We organised workshops, meetings and used a questionnaire to identify the needs of biologist database users in mouse functional genomics. As a result, two use-cases were developed that can be used to drive future designs or extensions of mouse databases. Here, we present the use-cases and describe some initial computational solutions for them. The application for the gene-centric use-case, "MUSIG-Gen" starts from a list of gene names and collects a wide range of data types from several distributed databases in a "shopping cart"-like manner. The iterative user-driven approach is a response to strongly articulated requests from users, especially those without computational biology backgrounds. The application for the phenotype-centric use-case, "MUSIG-Phen", is based on a similar concept and starting from phenotype descriptions retrieves information for associated genes.
The use-cases created, and their prototype software implementations should help to better define biologists' needs for database integration and may serve as a starting point for future bioinformatics solutions aimed at end-user biologists.
Following the technological advances that have enabled genome-wide analysis in most model organisms over the last decade, there has been unprecedented growth in genomic and post-genomic science with concomitant generation of an exponentially increasing volume of data and material resources. As a result, numerous repositories have been created to store and archive data, organisms and material, which are of substantial value to the whole community. Sustained access, facilitating re-use of these resources, is essential, not only for validation, but for re-analysis, testing of new hypotheses and developing new technologies/platforms. A common challenge for most data resources and biological repositories today is finding financial support for maintenance and development to best serve the scientific community. In this study we examine the problems that currently confront the data and resource infrastructure underlying the biomedical sciences. We discuss the financial sustainability issues and potential business models that could be adopted by biological resources and consider long term preservation issues within the context of mouse functional genomics efforts in Europe.
The genetic make-up of the host has a major influence on its response to combat pathogens. For influenza A virus, several single gene mutations have been described which contribute to survival, the immune response and clearance of the pathogen by the host organism. Here, we have studied the influence of the genetic background to influenza A H1N1 (PR8) and H7N7 (SC35M) viruses. The seven inbred laboratory strains of mice analyzed exhibited different weight loss kinetics and survival rates after infection with PR8. Two strains in particular, DBA/2J and A/J, showed very high susceptibility to viral infections compared to all other strains. The LD50 to the influenza virus PR8 in DBA/2J mice was more than 1000-fold lower than in C57BL/6J mice.

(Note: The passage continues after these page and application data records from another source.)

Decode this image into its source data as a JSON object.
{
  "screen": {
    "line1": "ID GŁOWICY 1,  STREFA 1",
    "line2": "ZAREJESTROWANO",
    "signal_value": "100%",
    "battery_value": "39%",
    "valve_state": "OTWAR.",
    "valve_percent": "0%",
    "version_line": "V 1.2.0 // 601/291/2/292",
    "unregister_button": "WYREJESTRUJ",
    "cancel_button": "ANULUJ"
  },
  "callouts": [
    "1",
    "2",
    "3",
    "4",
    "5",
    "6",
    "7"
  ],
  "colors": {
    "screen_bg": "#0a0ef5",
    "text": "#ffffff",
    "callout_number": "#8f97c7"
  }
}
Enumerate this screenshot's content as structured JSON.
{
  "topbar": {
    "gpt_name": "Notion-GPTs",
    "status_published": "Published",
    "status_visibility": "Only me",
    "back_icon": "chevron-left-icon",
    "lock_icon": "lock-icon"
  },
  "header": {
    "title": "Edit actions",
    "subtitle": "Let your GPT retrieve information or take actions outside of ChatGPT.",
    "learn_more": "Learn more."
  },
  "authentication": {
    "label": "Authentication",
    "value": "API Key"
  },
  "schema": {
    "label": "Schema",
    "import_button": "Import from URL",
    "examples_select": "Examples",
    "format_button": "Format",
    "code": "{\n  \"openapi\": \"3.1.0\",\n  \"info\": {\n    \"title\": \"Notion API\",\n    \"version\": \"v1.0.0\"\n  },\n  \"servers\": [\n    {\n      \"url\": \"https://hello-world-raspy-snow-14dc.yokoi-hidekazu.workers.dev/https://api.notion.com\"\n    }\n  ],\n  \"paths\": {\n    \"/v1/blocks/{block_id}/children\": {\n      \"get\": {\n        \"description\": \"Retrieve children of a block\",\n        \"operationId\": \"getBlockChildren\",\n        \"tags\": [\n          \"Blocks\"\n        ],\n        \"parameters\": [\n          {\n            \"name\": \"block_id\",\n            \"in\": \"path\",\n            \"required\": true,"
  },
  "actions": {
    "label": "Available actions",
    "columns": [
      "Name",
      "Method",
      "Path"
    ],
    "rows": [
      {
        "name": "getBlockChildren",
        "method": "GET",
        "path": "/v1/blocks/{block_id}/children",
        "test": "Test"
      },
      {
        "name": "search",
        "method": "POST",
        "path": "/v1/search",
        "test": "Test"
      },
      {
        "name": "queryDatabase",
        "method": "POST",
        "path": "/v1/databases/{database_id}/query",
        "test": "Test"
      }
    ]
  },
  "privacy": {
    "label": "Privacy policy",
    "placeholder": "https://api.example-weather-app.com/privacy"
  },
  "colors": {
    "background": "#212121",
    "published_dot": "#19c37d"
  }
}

High susceptibility in DBA/2J mice was also observed after infection with influenza strain SC35M. In addition, infected DBA/2J mice showed a higher viral load in their lungs, elevated expression of cytokines and chemokines, and a more severe and extended lung pathology compared to infected C57BL/6J mice. These findings indicate a major contribution of the genetic background of the host to influenza A virus infections. The overall response in highly susceptible DBA/2J mice resembled the pathology described for infections with the highly virulent influenza H1N1-1918 and newly emerged H5N1 viruses.